Geographic Connection to Pennsylvania: Doylestown, Bucks County
Playwright Samuel Gallu, author of Give 'Em Hell, Harry (1975), was a Penn State alum, member of the famous dance band Fred Waring’s Pennsylvanians, playwright, and tenor soloist.
Awards: Presidential Unit Citation, Distinguished Public Service Award
Playwright Samuel Gallu was born in 1918. He studied at the Pennsylvania State University (Penn State) and was a veteran of the famous dance band Fred Waring’s Pennsylvanians. Gallu also served in World War II. After the war he worked extensively in television, including a stint as a producer of the children’s show, Howdy Doody. His most famous literary production was the one-man play, Give `Em Hell, Harry (1975), about former President Harry Truman. He also served in World War II as a lieutenant commander in the Navy and was given the Distinguished Public Service Award by the Department of the Navy. Gallu died in 1991 in Doylestown, Pennsylvania.
Samuel Gallu was born in Woodbine, New Jersey, on March 21, 1918. He married Harriet Trangmar Gallu, with whom he had four children: Simeon, Christopher, Timothy, and Elizabeth.
Gallu received his bachelor’s degree in Arts & Letters from the Pennsylvania State University (Penn State) in 1940. Following graduation he became a member of the singing group Fred Waring’s Pennsylvanians. When his chorale career came to a close, Gallu suited up as a Naval Midshipman in the V-T program at Columbia University. During his two and a half years aboard an aircraft carrier, he served his country and gathered information he later used in his writings. For their efforts in World War II, Gallu’s unit was awarded the Presidential Unit Citation. After ending his distinguished naval career, Gallu focused his efforts on a more lighthearted subject and helped produce the television show, Howdy Doody. While working on the popular children’s show, he was accepted by the Metropolitan Opera Workshop as a tenor. In 1949, he appeared as a tenor soloist with the NBC Symphony Orchestra under the direction of Arturo Toscanini.

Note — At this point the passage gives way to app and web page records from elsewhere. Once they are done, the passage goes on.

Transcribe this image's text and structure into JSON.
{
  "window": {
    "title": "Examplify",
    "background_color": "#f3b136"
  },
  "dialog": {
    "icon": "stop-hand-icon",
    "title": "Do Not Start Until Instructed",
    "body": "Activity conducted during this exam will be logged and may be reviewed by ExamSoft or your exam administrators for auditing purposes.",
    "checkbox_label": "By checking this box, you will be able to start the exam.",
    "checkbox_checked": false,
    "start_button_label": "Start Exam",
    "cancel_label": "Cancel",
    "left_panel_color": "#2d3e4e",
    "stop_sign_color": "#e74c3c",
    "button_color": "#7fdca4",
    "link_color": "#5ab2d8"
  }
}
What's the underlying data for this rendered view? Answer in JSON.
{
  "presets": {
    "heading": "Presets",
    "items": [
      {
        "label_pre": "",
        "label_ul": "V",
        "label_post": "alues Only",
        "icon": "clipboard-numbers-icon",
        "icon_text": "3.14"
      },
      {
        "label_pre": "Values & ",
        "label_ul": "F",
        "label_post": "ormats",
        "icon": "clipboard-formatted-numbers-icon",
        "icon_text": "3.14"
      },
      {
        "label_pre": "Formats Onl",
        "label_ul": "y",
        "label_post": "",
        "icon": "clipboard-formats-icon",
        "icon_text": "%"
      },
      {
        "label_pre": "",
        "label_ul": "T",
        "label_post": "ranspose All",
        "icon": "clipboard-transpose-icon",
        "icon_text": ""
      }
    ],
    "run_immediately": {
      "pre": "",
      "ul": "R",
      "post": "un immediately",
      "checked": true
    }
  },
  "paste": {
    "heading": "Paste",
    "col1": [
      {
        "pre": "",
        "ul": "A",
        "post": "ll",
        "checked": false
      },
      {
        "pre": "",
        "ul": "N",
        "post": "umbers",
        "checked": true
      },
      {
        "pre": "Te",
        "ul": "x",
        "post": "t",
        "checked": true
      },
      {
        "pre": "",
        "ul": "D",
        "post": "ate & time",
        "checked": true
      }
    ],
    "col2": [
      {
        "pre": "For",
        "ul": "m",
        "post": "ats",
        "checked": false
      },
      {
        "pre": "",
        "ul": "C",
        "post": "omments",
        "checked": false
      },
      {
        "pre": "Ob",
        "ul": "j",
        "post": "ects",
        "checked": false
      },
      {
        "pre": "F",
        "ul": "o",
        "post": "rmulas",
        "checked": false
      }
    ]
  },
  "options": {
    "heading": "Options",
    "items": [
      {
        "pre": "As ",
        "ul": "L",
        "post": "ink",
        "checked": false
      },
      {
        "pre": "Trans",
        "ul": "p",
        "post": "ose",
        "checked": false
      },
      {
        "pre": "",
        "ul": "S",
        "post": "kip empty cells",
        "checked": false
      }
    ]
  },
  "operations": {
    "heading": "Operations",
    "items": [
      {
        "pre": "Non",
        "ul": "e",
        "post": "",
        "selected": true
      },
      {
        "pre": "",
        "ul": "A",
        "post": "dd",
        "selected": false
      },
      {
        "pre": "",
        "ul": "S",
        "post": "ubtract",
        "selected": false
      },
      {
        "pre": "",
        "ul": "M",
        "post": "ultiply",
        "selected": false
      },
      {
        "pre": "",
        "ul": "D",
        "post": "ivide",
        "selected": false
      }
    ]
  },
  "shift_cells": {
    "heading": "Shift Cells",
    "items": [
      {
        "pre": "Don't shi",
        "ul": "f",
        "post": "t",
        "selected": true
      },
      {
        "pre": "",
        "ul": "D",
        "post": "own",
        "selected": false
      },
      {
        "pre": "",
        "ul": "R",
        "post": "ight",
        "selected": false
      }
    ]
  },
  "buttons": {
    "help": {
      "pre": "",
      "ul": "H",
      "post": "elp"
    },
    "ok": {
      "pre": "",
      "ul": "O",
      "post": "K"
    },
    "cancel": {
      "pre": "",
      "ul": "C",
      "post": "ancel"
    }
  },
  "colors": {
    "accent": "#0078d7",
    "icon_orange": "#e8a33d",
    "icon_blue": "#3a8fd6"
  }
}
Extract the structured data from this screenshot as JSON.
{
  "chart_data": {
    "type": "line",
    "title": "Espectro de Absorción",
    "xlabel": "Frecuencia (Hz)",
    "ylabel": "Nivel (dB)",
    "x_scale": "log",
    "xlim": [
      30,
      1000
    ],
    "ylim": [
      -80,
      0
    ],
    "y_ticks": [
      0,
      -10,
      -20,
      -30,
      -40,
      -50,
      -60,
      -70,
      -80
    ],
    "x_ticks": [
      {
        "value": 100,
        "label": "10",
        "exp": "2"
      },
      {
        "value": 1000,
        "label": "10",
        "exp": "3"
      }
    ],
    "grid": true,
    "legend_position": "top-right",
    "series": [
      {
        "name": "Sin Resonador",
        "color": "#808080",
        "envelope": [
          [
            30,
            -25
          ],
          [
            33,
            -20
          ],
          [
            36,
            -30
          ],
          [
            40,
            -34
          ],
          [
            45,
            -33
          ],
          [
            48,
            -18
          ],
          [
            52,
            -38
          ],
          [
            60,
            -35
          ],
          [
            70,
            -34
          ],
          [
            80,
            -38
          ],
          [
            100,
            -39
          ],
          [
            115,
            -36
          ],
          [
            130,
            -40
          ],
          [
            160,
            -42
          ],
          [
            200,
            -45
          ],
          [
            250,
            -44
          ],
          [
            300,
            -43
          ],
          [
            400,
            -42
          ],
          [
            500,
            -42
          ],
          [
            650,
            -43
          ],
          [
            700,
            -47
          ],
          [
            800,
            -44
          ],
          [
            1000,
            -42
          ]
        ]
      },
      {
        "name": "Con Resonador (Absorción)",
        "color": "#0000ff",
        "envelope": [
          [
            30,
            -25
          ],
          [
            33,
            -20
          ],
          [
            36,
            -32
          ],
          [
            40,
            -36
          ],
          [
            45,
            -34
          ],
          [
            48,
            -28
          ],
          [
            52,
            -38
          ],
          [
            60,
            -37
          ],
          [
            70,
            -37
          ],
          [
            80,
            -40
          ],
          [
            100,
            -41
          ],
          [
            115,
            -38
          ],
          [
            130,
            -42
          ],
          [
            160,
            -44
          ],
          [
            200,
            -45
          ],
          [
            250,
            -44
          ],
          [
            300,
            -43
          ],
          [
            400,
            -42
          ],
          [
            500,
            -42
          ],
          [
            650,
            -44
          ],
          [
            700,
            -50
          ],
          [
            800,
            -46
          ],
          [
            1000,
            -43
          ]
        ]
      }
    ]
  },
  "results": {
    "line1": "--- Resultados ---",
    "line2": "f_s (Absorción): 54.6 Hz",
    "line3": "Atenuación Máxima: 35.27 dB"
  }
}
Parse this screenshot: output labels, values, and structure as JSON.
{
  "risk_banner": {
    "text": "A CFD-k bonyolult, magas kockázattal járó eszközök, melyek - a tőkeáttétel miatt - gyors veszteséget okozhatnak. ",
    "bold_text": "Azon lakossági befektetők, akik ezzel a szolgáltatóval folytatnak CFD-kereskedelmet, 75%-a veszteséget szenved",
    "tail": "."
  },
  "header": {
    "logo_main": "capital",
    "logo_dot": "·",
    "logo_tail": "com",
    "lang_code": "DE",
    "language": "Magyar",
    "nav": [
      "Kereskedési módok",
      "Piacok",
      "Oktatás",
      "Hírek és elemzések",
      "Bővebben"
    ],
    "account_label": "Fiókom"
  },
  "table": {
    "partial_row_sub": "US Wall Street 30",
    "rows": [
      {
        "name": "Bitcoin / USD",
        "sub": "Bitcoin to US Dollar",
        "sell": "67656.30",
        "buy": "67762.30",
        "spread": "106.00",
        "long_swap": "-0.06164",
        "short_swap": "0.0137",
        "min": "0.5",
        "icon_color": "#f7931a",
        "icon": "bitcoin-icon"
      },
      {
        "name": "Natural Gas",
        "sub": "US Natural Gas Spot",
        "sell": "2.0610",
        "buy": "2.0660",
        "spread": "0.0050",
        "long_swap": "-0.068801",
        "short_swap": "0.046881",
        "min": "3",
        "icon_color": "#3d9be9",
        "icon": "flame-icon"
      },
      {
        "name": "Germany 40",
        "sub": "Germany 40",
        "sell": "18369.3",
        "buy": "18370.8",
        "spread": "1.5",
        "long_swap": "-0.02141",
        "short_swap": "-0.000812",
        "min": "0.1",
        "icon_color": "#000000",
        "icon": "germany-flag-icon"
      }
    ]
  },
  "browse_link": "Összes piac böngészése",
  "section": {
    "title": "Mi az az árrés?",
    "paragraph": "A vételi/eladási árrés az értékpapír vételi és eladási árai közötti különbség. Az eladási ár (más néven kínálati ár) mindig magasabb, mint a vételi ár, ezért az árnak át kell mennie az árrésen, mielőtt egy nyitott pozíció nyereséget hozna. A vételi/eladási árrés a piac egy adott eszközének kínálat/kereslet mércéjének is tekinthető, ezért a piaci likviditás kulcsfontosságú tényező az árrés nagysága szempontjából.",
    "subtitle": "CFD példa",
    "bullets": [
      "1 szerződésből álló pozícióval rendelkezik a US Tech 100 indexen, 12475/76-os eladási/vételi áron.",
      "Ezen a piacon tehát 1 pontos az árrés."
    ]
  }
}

As a writer, Gallu’s most notable work was his play Give ’Em Hell, Harry (1975). The one-man play is based on Harry S. Truman. Gallu once said he was inspired to write a play about Truman because of the “honesty of the guy.” The piece was produced on Broadway in 1975 and starred James Whitmore as Truman. It spoke to audiences throughout the world and was performed in England, West Germany, and Israel. The play’s success led to a film version that also starred James Whitmore. Gallu also wrote Churchill: A Man Alone, a play starring Roy Dotrice that eventually toured the country in 1979. He was also a writer for radio and television for his Hollywood production company, Gallu Productions, which he created in the early 1950s. Gallu’s company created television series, such as Border Patrol, Navy Log, and The Blue Angel. He produced 279 television programs.
In celebration of America’s 200th birthday, the Bicentennial Theatre of Philadelphia commissioned Gallu to write a play commemorating an important part of American history. He was also awarded military honors for his efforts in World War II, where he served as a lieutenant commander in the Navy. The Department of the Navy gave Gallu the Distinguished Public Service Award, its highest civilian citation, for his efforts in the Pacific.
At the age of 73, Gallu died on March 27, 1991, in Doylestown, Pennsylvania. His son, Simeon, said he died of complications from prostate cancer.
Give ’em Hell, Harry. New York: Viking, 1975.
Churchill: A Man Alone. Eisenhower Auditorium, University Park, PA. 1979.
Theatre of Death. Pennea Productions, 1967.
The Man Outside. Group W/London Independent Producers/Trio Film, 1967.